**Task requirements:** Search the records below for the word "Copy", then return every line where it appears.

Stored items
——————————

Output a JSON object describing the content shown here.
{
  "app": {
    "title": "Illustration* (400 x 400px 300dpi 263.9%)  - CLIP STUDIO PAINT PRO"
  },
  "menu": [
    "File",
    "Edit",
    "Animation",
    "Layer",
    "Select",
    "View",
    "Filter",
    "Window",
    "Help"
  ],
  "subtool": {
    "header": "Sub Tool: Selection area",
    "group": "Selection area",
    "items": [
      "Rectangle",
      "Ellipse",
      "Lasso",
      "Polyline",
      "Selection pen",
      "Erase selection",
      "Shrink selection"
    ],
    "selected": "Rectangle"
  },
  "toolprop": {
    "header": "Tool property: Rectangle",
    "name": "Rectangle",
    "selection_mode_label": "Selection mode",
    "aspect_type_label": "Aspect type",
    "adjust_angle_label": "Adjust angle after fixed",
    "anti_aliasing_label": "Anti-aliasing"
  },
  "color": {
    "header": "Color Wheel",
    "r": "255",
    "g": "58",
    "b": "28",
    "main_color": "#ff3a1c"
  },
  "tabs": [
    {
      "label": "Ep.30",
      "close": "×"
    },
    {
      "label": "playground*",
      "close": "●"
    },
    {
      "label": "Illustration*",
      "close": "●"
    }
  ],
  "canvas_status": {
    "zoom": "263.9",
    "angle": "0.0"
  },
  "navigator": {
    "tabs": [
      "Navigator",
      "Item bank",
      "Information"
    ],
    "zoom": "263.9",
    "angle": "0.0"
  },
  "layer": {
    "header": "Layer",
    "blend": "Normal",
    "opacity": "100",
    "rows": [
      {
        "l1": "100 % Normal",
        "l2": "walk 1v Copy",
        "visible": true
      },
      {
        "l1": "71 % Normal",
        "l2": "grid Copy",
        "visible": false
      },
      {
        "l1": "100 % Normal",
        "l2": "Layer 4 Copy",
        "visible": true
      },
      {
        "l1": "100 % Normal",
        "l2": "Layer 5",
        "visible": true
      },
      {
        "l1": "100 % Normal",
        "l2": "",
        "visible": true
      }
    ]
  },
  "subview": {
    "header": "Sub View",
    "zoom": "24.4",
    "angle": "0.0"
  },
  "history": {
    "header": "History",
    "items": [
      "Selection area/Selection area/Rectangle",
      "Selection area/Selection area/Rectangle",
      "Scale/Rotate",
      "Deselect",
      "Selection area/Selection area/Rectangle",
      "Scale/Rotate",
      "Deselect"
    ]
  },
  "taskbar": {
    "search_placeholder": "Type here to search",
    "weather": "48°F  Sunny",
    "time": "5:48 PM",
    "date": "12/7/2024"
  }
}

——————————

**Written reply:**
        "l2": "walk 1v Copy",
        "l2": "grid Copy",
        "l2": "Layer 4 Copy",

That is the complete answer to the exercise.